Encouraging Students to Put Each Class in Context with the Broader Course

Instead of viewing each class session as an independent, stand-alone component, some lecturers effectively weave together material across classes to create a coherent learning trajectory for students. As Brett Flehinger advances from topic to topic, he makes transparent for students his thinking about the specific curriculum choices. In this video, Brett describes how he uses his syllabus as an “atlas” to elucidate links between classes and concepts. He encourages his students to do the same.

Instructor

Brett Flehinger, Lecturer on History

Student Group

Undergraduate

School

Harvard College

Course

American Populisms: From Thomas Jefferson to the Tea Party + Trump

Course Details

Fall 2016, 38 students

  • Plan backwards.

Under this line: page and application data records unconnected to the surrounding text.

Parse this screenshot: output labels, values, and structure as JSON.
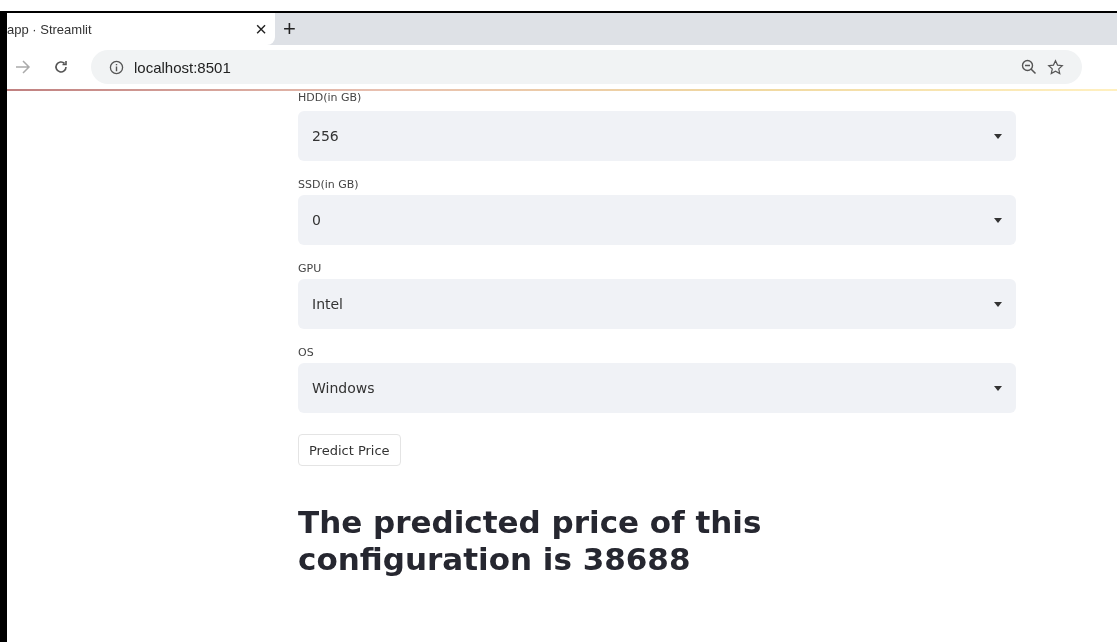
{
  "browser": {
    "tab": {
      "title": "app · Streamlit",
      "close": "×"
    },
    "new_tab": "+",
    "address": "localhost:8501"
  },
  "fields": [
    {
      "label": "HDD(in GB)",
      "value": "256"
    },
    {
      "label": "SSD(in GB)",
      "value": "0"
    },
    {
      "label": "GPU",
      "value": "Intel"
    },
    {
      "label": "OS",
      "value": "Windows"
    }
  ],
  "button": "Predict Price",
  "result": "The predicted price of this configuration is 38688"
}
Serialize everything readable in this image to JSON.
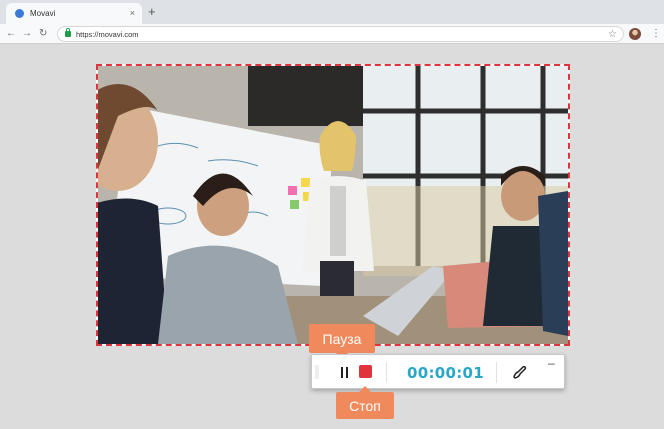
{
  "browser": {
    "tab_title": "Movavi",
    "tab_close": "×",
    "new_tab": "+",
    "url": "https://movavi.com",
    "back": "←",
    "forward": "→",
    "reload": "↻",
    "star": "☆",
    "menu": "⋮"
  },
  "recorder": {
    "timer": "00:00:01",
    "minimize": "–",
    "pause_tooltip": "Пауза",
    "stop_tooltip": "Стоп"
  },
  "colors": {
    "frame_dash": "#e0333c",
    "timer": "#2aa6c7",
    "stop": "#e0333c",
    "callout": "#f08a5d"
  },
  "icons": [
    "pause-icon",
    "stop-icon",
    "draw-icon",
    "minimize-icon",
    "drag-handle-icon"
  ]
}
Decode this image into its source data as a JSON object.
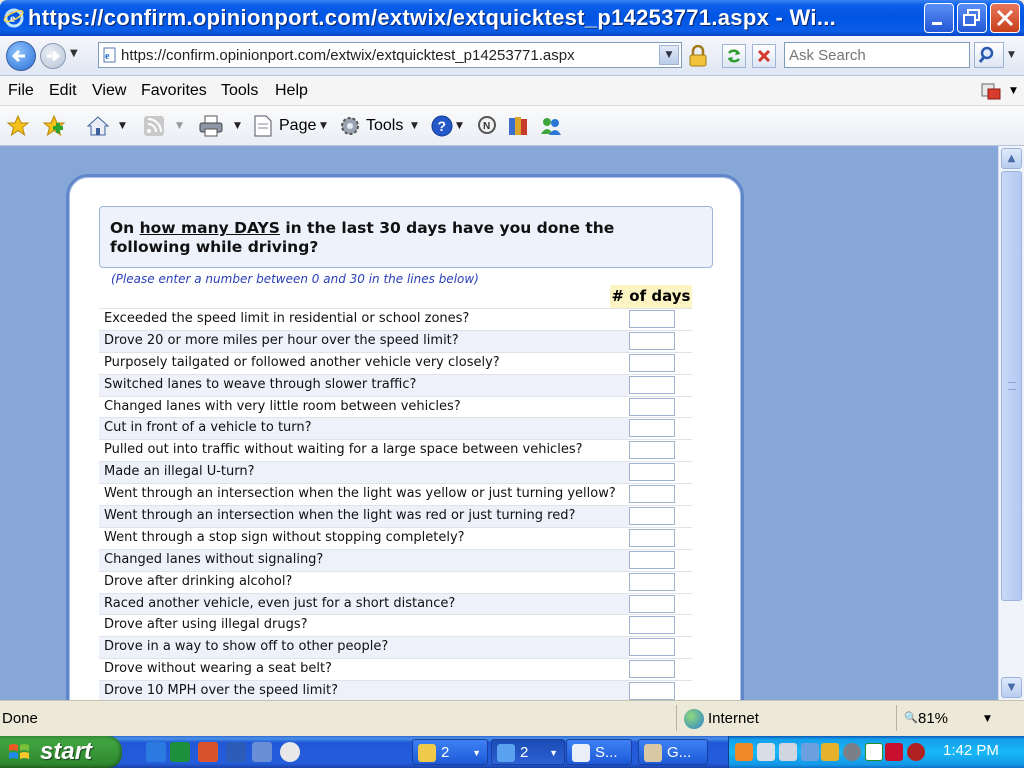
{
  "window": {
    "title": "https://confirm.opinionport.com/extwix/extquicktest_p14253771.aspx - Wi..."
  },
  "address_bar": {
    "url": "https://confirm.opinionport.com/extwix/extquicktest_p14253771.aspx",
    "search_placeholder": "Ask Search"
  },
  "menu": {
    "items": [
      "File",
      "Edit",
      "View",
      "Favorites",
      "Tools",
      "Help"
    ]
  },
  "command_bar": {
    "page_label": "Page",
    "tools_label": "Tools"
  },
  "survey": {
    "question_prefix": "On ",
    "question_emphasis": "how many DAYS",
    "question_suffix": " in the last 30 days have you done the following while driving?",
    "instruction": "(Please enter a number between 0 and 30 in the lines below)",
    "column_header": "# of days",
    "rows": [
      "Exceeded the speed limit in residential or school zones?",
      "Drove 20 or more miles per hour over the speed limit?",
      "Purposely tailgated or followed another vehicle very closely?",
      "Switched lanes to weave through slower traffic?",
      "Changed lanes with very little room between vehicles?",
      "Cut in front of a vehicle to turn?",
      "Pulled out into traffic without waiting for a large space between vehicles?",
      "Made an illegal U-turn?",
      "Went through an intersection when the light was yellow or just turning yellow?",
      "Went through an intersection when the light was red or just turning red?",
      "Went through a stop sign without stopping completely?",
      "Changed lanes without signaling?",
      "Drove after drinking alcohol?",
      "Raced another vehicle, even just for a short distance?",
      "Drove after using illegal drugs?",
      "Drove in a way to show off to other people?",
      "Drove without wearing a seat belt?",
      "Drove 10 MPH over the speed limit?"
    ]
  },
  "status_bar": {
    "status": "Done",
    "zone": "Internet",
    "zoom": "81%"
  },
  "taskbar": {
    "start_label": "start",
    "tasks": [
      {
        "label": "2",
        "icon": "folder-icon"
      },
      {
        "label": "2",
        "icon": "ie-icon"
      },
      {
        "label": "S...",
        "icon": "word-icon"
      },
      {
        "label": "G...",
        "icon": "app-icon"
      }
    ],
    "clock": "1:42 PM"
  },
  "colors": {
    "titlebar": "#0054e3",
    "page_background": "#87a7d8",
    "panel_border": "#5f87c9",
    "question_box": "#edf2fb",
    "instruction_text": "#2a3fb5",
    "column_header_bg": "#fdf4c4",
    "row_alt": "#eef1fa",
    "start_button": "#3fa33f"
  }
}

Identify what students should know and be able to do by the end of your course, and then break down those course objectives into smaller parts that have knowledge and skill components. Consider scaffolding course objectives so that students master foundational skills first and then graduate to more challenging ones.
  • Make explicit connections, tying together ideas and concepts covered throughout the course. The alternative -- learning ideas in isolation -- reduces opportunities for application and curbs deeper understanding
  • Help students understand your thinking by asking and answering questions such as: “Why do you think I assigned this reading?” This works to unmask your curricular decisions so that students can focus their energy on analysis and application.
  • According to Bransford, effective teaching strategies help students make connections.  Being able to recognize connections and patterns is a trait of expertise, and Bransford recommends that instructors expose students to the major features of a subject domain as they would arise in a disciplinary context (Bransford et al., 2000).  
  • Anderson and colleagues cite evidence to conclude that transfer depends on where student attention is directed when learning.  They recommend that more time be spent instructing students about relevant transferable skills, which suggests that organizing information conceptually and highlighting connections across course content can help facilitate transfer (1996).  
  • In “Why Course Design?” the Chicago Center for Teaching at the University of Chicago provides a wealth of strategies for planning a course
  • Harvard University’s Derek Bok Center for Teaching & Learning provides a “Course Design” list of questions to ask yourself as you design your course syllabus
  • Stanford’s Teaching Commons offers additional pointers on “Course Design,” describing how to move from developing course goals to selecting course content to creating a course outline